(Dataset excerpts)
Segment Open

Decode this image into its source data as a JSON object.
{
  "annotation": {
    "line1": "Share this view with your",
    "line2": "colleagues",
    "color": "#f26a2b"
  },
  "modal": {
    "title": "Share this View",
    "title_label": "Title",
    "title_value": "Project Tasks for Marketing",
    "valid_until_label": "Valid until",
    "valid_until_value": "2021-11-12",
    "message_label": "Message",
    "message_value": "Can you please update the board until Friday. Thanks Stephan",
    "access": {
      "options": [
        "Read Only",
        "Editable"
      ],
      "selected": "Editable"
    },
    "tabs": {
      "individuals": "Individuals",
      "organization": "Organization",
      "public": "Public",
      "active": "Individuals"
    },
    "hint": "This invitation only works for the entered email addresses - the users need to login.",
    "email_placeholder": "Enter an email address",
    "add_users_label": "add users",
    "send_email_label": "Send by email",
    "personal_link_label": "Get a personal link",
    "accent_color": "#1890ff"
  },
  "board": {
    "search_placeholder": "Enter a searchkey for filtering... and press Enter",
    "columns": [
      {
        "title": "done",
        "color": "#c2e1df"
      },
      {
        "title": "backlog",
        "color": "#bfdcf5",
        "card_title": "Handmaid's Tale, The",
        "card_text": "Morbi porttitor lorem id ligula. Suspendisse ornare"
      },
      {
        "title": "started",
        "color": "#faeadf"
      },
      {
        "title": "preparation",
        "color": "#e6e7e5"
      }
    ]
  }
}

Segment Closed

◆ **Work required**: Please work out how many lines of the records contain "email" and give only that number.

◆ **Exercise response**: 3